▶ _Exercise objective_
Every line with the word "JSON" in it should be extracted from the data that follows.

[Interface dataset entries]
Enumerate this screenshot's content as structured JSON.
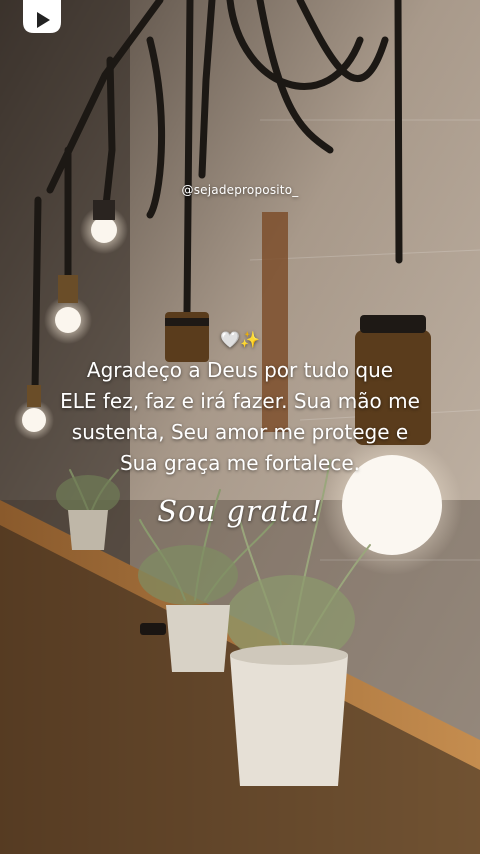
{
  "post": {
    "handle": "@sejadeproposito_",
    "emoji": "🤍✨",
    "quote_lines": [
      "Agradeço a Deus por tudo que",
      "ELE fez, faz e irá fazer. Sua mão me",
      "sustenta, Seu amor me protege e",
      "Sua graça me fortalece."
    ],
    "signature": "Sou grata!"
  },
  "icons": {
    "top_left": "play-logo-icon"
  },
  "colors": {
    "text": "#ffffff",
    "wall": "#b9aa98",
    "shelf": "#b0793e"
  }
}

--

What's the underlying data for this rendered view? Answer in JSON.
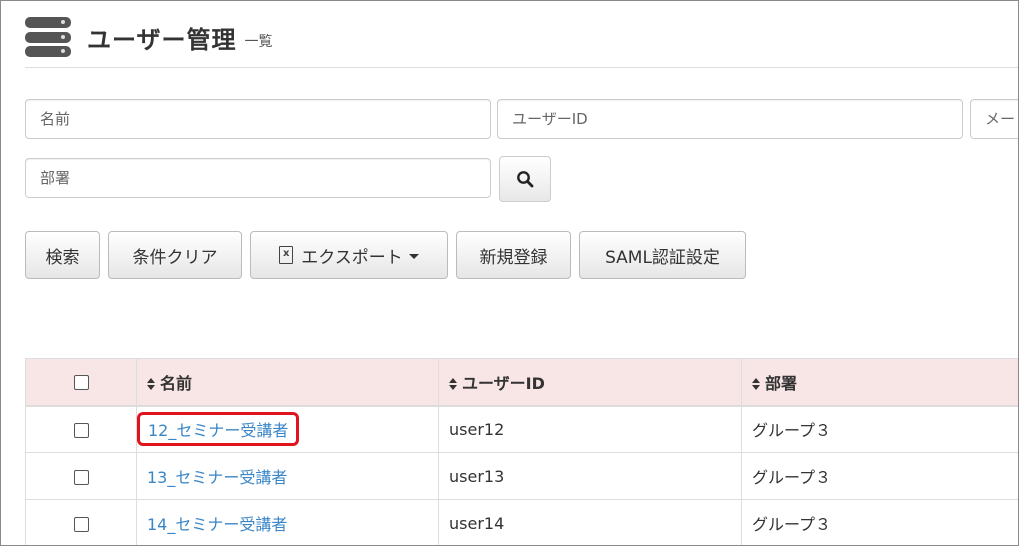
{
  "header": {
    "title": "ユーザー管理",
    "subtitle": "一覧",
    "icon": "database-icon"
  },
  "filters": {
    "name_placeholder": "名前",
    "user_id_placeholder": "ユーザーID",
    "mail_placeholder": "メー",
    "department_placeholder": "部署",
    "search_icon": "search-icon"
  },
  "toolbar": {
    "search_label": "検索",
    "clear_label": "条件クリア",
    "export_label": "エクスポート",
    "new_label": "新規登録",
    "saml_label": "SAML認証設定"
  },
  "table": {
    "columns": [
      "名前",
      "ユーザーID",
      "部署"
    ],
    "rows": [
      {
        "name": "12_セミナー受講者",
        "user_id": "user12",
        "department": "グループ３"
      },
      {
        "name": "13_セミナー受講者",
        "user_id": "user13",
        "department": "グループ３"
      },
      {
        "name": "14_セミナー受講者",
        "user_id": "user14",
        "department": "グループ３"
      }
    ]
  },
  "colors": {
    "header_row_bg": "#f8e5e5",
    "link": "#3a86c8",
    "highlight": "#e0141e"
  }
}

▶ _Response to this exercise_
Enumerate this screenshot's content as structured JSON.
What's the underlying data for this rendered view? Answer in JSON.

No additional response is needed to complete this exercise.